_WHAT IS EXPECTED:_ The output has to be the full set of records, reproduced exactly, minus any picture.

_THE INPUT:_
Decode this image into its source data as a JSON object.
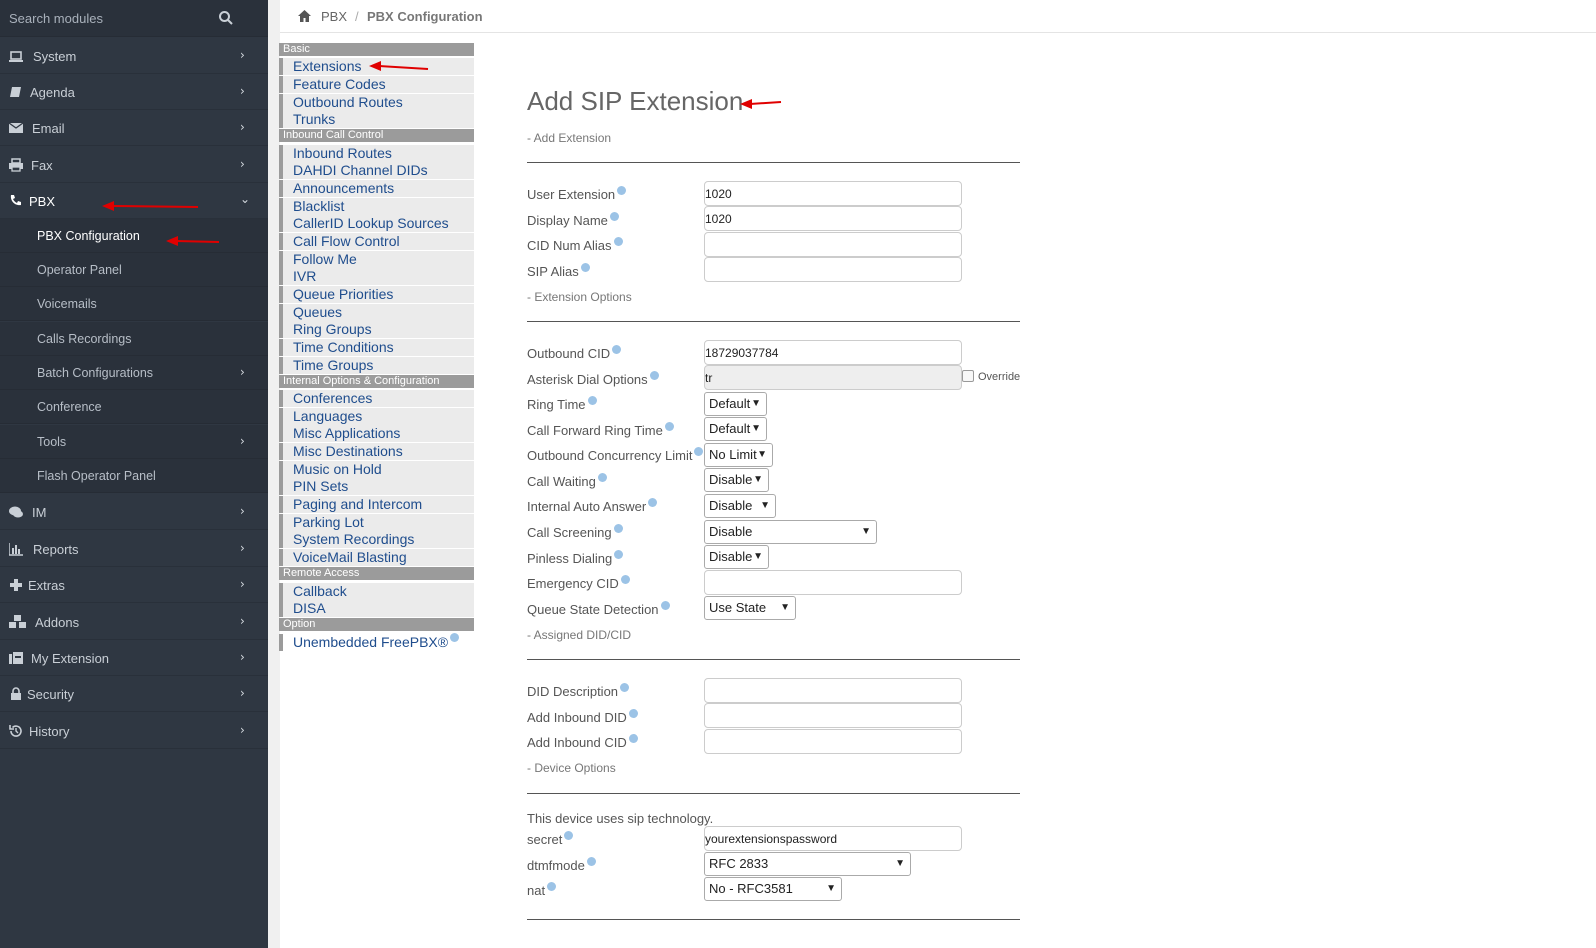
{
  "sidebar": {
    "search_placeholder": "Search modules",
    "items": [
      {
        "label": "System",
        "icon": "laptop-icon"
      },
      {
        "label": "Agenda",
        "icon": "book-icon"
      },
      {
        "label": "Email",
        "icon": "envelope-icon"
      },
      {
        "label": "Fax",
        "icon": "printer-icon"
      },
      {
        "label": "PBX",
        "icon": "phone-icon"
      },
      {
        "label": "IM",
        "icon": "chat-icon"
      },
      {
        "label": "Reports",
        "icon": "bar-chart-icon"
      },
      {
        "label": "Extras",
        "icon": "plus-icon"
      },
      {
        "label": "Addons",
        "icon": "cubes-icon"
      },
      {
        "label": "My Extension",
        "icon": "fax-icon"
      },
      {
        "label": "Security",
        "icon": "lock-icon"
      },
      {
        "label": "History",
        "icon": "history-icon"
      }
    ],
    "pbx_sub": [
      {
        "label": "PBX Configuration"
      },
      {
        "label": "Operator Panel"
      },
      {
        "label": "Voicemails"
      },
      {
        "label": "Calls Recordings"
      },
      {
        "label": "Batch Configurations"
      },
      {
        "label": "Conference"
      },
      {
        "label": "Tools"
      },
      {
        "label": "Flash Operator Panel"
      }
    ]
  },
  "breadcrumb": {
    "level1": "PBX",
    "separator": "/",
    "level2": "PBX Configuration"
  },
  "module_menu": {
    "basic_header": "Basic",
    "basic": [
      "Extensions",
      "Feature Codes",
      "Outbound Routes",
      "Trunks"
    ],
    "inbound_header": "Inbound Call Control",
    "inbound": [
      "Inbound Routes",
      "DAHDI Channel DIDs",
      "Announcements",
      "Blacklist",
      "CallerID Lookup Sources",
      "Call Flow Control",
      "Follow Me",
      "IVR",
      "Queue Priorities",
      "Queues",
      "Ring Groups",
      "Time Conditions",
      "Time Groups"
    ],
    "internal_header": "Internal Options & Configuration",
    "internal": [
      "Conferences",
      "Languages",
      "Misc Applications",
      "Misc Destinations",
      "Music on Hold",
      "PIN Sets",
      "Paging and Intercom",
      "Parking Lot",
      "System Recordings",
      "VoiceMail Blasting"
    ],
    "remote_header": "Remote Access",
    "remote": [
      "Callback",
      "DISA"
    ],
    "option_header": "Option",
    "option": [
      "Unembedded FreePBX®"
    ]
  },
  "form": {
    "title": "Add SIP Extension",
    "sec_add": "- Add Extension",
    "user_extension_label": "User Extension",
    "user_extension_value": "1020",
    "display_name_label": "Display Name",
    "display_name_value": "1020",
    "cid_num_alias_label": "CID Num Alias",
    "cid_num_alias_value": "",
    "sip_alias_label": "SIP Alias",
    "sip_alias_value": "",
    "sec_ext_options": "- Extension Options",
    "outbound_cid_label": "Outbound CID",
    "outbound_cid_value": "18729037784",
    "dial_options_label": "Asterisk Dial Options",
    "dial_options_value": "tr",
    "override_label": "Override",
    "ring_time_label": "Ring Time",
    "ring_time_value": "Default",
    "cf_ring_time_label": "Call Forward Ring Time",
    "cf_ring_time_value": "Default",
    "concurrency_label": "Outbound Concurrency Limit",
    "concurrency_value": "No Limit",
    "call_waiting_label": "Call Waiting",
    "call_waiting_value": "Disable",
    "auto_answer_label": "Internal Auto Answer",
    "auto_answer_value": "Disable",
    "call_screening_label": "Call Screening",
    "call_screening_value": "Disable",
    "pinless_label": "Pinless Dialing",
    "pinless_value": "Disable",
    "emergency_cid_label": "Emergency CID",
    "emergency_cid_value": "",
    "queue_state_label": "Queue State Detection",
    "queue_state_value": "Use State",
    "sec_assigned": "- Assigned DID/CID",
    "did_desc_label": "DID Description",
    "did_desc_value": "",
    "add_did_label": "Add Inbound DID",
    "add_did_value": "",
    "add_cid_label": "Add Inbound CID",
    "add_cid_value": "",
    "sec_device": "- Device Options",
    "device_note": "This device uses sip technology.",
    "secret_label": "secret",
    "secret_value": "yourextensionspassword",
    "dtmf_label": "dtmfmode",
    "dtmf_value": "RFC 2833",
    "nat_label": "nat",
    "nat_value": "No - RFC3581"
  },
  "colors": {
    "sidebar_bg": "#2f3742",
    "link": "#1f4d8d",
    "menu_header": "#9b9b9b",
    "annotation_arrow": "#e00000"
  }
}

_OUTPUT:_
Decode this image into its source data as a JSON object.
{
  "sidebar": {
    "search_placeholder": "Search modules",
    "items": [
      {
        "label": "System",
        "icon": "laptop-icon"
      },
      {
        "label": "Agenda",
        "icon": "book-icon"
      },
      {
        "label": "Email",
        "icon": "envelope-icon"
      },
      {
        "label": "Fax",
        "icon": "printer-icon"
      },
      {
        "label": "PBX",
        "icon": "phone-icon"
      },
      {
        "label": "IM",
        "icon": "chat-icon"
      },
      {
        "label": "Reports",
        "icon": "bar-chart-icon"
      },
      {
        "label": "Extras",
        "icon": "plus-icon"
      },
      {
        "label": "Addons",
        "icon": "cubes-icon"
      },
      {
        "label": "My Extension",
        "icon": "fax-icon"
      },
      {
        "label": "Security",
        "icon": "lock-icon"
      },
      {
        "label": "History",
        "icon": "history-icon"
      }
    ],
    "pbx_sub": [
      {
        "label": "PBX Configuration"
      },
      {
        "label": "Operator Panel"
      },
      {
        "label": "Voicemails"
      },
      {
        "label": "Calls Recordings"
      },
      {
        "label": "Batch Configurations"
      },
      {
        "label": "Conference"
      },
      {
        "label": "Tools"
      },
      {
        "label": "Flash Operator Panel"
      }
    ]
  },
  "breadcrumb": {
    "level1": "PBX",
    "separator": "/",
    "level2": "PBX Configuration"
  },
  "module_menu": {
    "basic_header": "Basic",
    "basic": [
      "Extensions",
      "Feature Codes",
      "Outbound Routes",
      "Trunks"
    ],
    "inbound_header": "Inbound Call Control",
    "inbound": [
      "Inbound Routes",
      "DAHDI Channel DIDs",
      "Announcements",
      "Blacklist",
      "CallerID Lookup Sources",
      "Call Flow Control",
      "Follow Me",
      "IVR",
      "Queue Priorities",
      "Queues",
      "Ring Groups",
      "Time Conditions",
      "Time Groups"
    ],
    "internal_header": "Internal Options & Configuration",
    "internal": [
      "Conferences",
      "Languages",
      "Misc Applications",
      "Misc Destinations",
      "Music on Hold",
      "PIN Sets",
      "Paging and Intercom",
      "Parking Lot",
      "System Recordings",
      "VoiceMail Blasting"
    ],
    "remote_header": "Remote Access",
    "remote": [
      "Callback",
      "DISA"
    ],
    "option_header": "Option",
    "option": [
      "Unembedded FreePBX®"
    ]
  },
  "form": {
    "title": "Add SIP Extension",
    "sec_add": "- Add Extension",
    "user_extension_label": "User Extension",
    "user_extension_value": "1020",
    "display_name_label": "Display Name",
    "display_name_value": "1020",
    "cid_num_alias_label": "CID Num Alias",
    "cid_num_alias_value": "",
    "sip_alias_label": "SIP Alias",
    "sip_alias_value": "",
    "sec_ext_options": "- Extension Options",
    "outbound_cid_label": "Outbound CID",
    "outbound_cid_value": "18729037784",
    "dial_options_label": "Asterisk Dial Options",
    "dial_options_value": "tr",
    "override_label": "Override",
    "ring_time_label": "Ring Time",
    "ring_time_value": "Default",
    "cf_ring_time_label": "Call Forward Ring Time",
    "cf_ring_time_value": "Default",
    "concurrency_label": "Outbound Concurrency Limit",
    "concurrency_value": "No Limit",
    "call_waiting_label": "Call Waiting",
    "call_waiting_value": "Disable",
    "auto_answer_label": "Internal Auto Answer",
    "auto_answer_value": "Disable",
    "call_screening_label": "Call Screening",
    "call_screening_value": "Disable",
    "pinless_label": "Pinless Dialing",
    "pinless_value": "Disable",
    "emergency_cid_label": "Emergency CID",
    "emergency_cid_value": "",
    "queue_state_label": "Queue State Detection",
    "queue_state_value": "Use State",
    "sec_assigned": "- Assigned DID/CID",
    "did_desc_label": "DID Description",
    "did_desc_value": "",
    "add_did_label": "Add Inbound DID",
    "add_did_value": "",
    "add_cid_label": "Add Inbound CID",
    "add_cid_value": "",
    "sec_device": "- Device Options",
    "device_note": "This device uses sip technology.",
    "secret_label": "secret",
    "secret_value": "yourextensionspassword",
    "dtmf_label": "dtmfmode",
    "dtmf_value": "RFC 2833",
    "nat_label": "nat",
    "nat_value": "No - RFC3581"
  },
  "colors": {
    "sidebar_bg": "#2f3742",
    "link": "#1f4d8d",
    "menu_header": "#9b9b9b",
    "annotation_arrow": "#e00000"
  }
}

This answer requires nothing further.